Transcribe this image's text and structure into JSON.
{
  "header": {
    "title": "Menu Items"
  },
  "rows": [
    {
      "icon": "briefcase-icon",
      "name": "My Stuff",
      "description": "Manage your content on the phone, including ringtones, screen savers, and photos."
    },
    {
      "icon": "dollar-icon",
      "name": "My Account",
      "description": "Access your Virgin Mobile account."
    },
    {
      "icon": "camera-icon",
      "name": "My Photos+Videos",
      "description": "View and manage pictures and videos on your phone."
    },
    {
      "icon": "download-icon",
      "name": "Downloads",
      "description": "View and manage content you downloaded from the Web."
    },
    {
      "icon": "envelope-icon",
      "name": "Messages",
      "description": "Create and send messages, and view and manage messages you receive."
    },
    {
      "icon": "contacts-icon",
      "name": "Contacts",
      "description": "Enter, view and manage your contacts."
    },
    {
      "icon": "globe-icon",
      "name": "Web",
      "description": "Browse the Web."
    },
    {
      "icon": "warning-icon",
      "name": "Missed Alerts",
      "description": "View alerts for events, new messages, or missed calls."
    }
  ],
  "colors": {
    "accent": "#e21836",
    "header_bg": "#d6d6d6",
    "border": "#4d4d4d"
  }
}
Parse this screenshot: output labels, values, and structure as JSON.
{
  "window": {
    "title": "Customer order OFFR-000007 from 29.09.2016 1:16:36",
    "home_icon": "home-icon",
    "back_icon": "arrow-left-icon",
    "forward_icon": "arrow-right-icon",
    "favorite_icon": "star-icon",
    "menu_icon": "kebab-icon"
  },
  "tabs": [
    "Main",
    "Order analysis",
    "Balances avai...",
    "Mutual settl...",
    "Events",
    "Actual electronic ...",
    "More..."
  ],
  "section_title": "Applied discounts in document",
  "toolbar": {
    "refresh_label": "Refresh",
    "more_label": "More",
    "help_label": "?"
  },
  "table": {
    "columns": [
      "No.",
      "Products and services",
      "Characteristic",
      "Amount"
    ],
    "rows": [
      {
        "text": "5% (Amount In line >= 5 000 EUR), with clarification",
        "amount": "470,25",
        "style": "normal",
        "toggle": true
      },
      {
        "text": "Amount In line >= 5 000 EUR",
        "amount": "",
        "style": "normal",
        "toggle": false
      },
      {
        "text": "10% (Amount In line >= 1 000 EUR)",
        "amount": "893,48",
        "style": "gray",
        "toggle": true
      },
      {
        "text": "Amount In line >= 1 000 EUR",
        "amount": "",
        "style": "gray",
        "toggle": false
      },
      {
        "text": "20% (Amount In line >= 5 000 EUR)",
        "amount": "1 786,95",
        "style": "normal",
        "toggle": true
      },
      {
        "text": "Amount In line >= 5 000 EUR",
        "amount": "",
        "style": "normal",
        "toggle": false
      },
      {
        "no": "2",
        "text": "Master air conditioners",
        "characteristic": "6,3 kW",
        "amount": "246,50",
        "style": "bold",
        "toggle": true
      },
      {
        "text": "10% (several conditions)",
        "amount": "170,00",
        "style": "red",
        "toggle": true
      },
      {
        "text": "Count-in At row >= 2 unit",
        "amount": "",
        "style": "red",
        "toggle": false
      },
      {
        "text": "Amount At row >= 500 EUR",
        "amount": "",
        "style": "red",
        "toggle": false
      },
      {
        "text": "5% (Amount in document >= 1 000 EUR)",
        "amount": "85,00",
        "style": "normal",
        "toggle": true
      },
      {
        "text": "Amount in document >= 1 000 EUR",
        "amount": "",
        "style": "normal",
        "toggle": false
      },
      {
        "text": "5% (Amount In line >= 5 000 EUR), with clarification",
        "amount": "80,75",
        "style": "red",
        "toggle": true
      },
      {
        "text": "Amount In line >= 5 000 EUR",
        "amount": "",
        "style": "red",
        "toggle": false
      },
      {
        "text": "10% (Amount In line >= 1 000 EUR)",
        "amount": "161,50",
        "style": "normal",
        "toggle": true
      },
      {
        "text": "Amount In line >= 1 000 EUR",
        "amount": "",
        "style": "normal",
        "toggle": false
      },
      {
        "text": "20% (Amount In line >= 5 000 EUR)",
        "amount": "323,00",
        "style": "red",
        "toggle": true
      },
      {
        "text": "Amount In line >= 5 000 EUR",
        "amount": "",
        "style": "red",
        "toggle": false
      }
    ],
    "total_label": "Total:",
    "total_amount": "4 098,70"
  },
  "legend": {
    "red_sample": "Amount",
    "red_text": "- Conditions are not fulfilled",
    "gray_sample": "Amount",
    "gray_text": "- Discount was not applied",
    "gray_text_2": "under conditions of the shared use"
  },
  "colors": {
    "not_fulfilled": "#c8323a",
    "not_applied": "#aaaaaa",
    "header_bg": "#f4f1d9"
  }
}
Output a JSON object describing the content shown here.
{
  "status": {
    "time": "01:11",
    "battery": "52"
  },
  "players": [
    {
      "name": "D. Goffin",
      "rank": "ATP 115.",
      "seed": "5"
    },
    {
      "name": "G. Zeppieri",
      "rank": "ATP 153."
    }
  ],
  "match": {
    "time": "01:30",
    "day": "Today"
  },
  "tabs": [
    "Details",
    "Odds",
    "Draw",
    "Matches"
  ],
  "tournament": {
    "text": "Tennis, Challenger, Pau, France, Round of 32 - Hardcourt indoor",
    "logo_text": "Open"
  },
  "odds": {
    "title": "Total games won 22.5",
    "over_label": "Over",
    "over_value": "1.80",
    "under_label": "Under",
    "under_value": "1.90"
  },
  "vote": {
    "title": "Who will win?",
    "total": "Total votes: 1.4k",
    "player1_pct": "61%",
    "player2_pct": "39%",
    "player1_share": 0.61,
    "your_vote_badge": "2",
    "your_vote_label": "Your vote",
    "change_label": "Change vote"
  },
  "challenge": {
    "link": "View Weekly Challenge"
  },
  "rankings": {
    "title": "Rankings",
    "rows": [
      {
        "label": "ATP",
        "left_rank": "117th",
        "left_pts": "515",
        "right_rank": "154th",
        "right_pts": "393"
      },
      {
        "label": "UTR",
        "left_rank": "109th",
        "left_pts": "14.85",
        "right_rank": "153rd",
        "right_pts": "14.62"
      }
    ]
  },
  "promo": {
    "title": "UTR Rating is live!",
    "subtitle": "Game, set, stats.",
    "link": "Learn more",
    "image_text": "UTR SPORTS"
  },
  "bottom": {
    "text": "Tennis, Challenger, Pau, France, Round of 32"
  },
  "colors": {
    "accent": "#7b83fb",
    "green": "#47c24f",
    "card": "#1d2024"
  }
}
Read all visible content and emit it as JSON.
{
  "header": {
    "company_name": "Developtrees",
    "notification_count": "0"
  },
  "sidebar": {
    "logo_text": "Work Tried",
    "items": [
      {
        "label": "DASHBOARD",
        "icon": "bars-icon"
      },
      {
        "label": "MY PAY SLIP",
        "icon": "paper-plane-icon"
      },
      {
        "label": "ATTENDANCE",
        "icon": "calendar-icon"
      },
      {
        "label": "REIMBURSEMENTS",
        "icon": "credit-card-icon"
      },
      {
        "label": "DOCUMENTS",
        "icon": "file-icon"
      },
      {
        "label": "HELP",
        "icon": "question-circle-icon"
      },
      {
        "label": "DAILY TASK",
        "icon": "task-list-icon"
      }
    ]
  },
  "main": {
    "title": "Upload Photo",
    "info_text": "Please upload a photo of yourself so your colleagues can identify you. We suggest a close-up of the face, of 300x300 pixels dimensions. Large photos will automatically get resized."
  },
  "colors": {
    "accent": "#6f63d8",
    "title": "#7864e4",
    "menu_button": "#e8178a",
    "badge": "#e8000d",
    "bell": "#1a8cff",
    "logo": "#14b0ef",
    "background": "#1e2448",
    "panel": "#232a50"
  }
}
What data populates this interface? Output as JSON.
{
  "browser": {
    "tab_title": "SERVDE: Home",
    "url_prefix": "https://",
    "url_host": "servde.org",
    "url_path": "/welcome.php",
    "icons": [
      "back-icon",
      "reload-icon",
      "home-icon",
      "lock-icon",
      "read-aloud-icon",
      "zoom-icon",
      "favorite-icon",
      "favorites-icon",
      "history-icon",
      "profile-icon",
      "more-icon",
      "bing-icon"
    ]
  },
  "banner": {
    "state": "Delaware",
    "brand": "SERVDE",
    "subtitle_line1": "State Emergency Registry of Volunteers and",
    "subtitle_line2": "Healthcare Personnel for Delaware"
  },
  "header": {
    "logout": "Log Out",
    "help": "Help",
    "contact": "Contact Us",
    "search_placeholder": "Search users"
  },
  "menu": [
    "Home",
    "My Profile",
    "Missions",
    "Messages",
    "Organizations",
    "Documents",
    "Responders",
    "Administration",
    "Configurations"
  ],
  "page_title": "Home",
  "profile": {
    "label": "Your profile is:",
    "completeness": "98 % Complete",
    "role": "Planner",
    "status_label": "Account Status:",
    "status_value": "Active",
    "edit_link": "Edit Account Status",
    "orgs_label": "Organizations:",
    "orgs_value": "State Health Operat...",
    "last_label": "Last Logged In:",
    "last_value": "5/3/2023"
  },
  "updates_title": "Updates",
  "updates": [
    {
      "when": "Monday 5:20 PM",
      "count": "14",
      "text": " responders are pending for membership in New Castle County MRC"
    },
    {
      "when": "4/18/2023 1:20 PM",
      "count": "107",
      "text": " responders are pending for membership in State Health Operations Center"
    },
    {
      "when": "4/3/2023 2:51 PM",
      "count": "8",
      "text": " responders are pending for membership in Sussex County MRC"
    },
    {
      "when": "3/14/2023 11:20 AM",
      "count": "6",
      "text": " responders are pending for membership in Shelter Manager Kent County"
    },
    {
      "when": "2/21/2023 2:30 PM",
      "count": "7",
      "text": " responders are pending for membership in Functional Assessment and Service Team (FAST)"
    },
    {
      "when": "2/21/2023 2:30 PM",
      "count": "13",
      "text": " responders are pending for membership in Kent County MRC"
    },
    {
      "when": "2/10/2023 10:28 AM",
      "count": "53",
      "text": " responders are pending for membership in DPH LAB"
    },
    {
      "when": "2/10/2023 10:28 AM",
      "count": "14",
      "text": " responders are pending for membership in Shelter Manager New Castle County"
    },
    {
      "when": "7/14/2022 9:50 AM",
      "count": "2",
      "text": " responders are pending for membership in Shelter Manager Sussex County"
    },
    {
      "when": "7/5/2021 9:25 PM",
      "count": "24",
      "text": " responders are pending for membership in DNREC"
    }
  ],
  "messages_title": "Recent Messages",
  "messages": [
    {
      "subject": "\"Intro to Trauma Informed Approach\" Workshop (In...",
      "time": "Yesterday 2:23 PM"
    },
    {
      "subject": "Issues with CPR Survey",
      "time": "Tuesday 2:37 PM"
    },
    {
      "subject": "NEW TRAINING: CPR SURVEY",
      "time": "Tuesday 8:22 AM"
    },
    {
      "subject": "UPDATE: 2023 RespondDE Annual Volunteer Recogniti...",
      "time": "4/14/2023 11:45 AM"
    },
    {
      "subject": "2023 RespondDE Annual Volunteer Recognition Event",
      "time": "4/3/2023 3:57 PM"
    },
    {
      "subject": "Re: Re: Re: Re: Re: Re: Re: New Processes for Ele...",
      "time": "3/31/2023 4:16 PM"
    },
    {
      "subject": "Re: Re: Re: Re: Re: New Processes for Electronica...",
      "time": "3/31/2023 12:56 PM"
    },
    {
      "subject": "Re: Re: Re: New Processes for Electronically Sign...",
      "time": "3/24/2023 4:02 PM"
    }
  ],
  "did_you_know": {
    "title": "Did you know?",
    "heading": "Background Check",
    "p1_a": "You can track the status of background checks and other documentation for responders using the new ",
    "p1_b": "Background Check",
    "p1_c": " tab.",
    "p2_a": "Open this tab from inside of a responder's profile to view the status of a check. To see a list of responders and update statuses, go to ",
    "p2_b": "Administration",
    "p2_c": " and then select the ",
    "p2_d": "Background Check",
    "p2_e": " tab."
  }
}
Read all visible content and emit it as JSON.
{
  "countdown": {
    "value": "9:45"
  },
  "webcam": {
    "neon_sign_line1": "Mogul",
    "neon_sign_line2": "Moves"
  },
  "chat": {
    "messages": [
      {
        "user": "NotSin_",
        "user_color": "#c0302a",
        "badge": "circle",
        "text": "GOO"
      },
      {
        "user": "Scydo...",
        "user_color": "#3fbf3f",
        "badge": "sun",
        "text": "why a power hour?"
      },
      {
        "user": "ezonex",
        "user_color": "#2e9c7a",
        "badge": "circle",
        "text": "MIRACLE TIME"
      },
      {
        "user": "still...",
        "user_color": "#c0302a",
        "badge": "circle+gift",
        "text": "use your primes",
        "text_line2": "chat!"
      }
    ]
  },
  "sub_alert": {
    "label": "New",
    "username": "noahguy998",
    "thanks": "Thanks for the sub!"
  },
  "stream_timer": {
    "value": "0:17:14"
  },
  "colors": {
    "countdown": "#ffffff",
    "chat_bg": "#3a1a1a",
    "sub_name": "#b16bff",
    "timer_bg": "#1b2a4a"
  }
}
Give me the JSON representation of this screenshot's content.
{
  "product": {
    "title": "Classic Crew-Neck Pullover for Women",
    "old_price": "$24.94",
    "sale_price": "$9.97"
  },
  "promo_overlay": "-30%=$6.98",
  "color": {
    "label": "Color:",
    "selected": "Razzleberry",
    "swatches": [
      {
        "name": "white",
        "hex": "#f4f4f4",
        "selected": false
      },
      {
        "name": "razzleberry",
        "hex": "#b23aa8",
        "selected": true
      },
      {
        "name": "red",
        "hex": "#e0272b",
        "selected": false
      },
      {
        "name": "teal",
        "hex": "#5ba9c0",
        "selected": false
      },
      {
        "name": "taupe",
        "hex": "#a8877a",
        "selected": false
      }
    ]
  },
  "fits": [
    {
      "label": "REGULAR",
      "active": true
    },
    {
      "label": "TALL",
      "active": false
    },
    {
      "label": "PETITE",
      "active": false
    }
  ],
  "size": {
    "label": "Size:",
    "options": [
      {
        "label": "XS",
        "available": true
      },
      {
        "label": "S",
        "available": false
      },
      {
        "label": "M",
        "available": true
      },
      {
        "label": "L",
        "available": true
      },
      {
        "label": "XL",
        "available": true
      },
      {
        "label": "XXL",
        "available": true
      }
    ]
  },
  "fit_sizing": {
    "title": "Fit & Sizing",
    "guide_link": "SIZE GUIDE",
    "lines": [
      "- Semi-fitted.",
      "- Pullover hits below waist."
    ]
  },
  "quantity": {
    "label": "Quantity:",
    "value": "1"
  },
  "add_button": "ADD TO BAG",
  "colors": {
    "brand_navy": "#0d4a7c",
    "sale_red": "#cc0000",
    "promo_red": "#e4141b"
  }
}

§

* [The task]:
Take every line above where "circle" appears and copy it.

* [Exercise answer]:
        "icon": "question-circle-icon"
        "badge": "circle",
        "badge": "circle",
        "badge": "circle+gift",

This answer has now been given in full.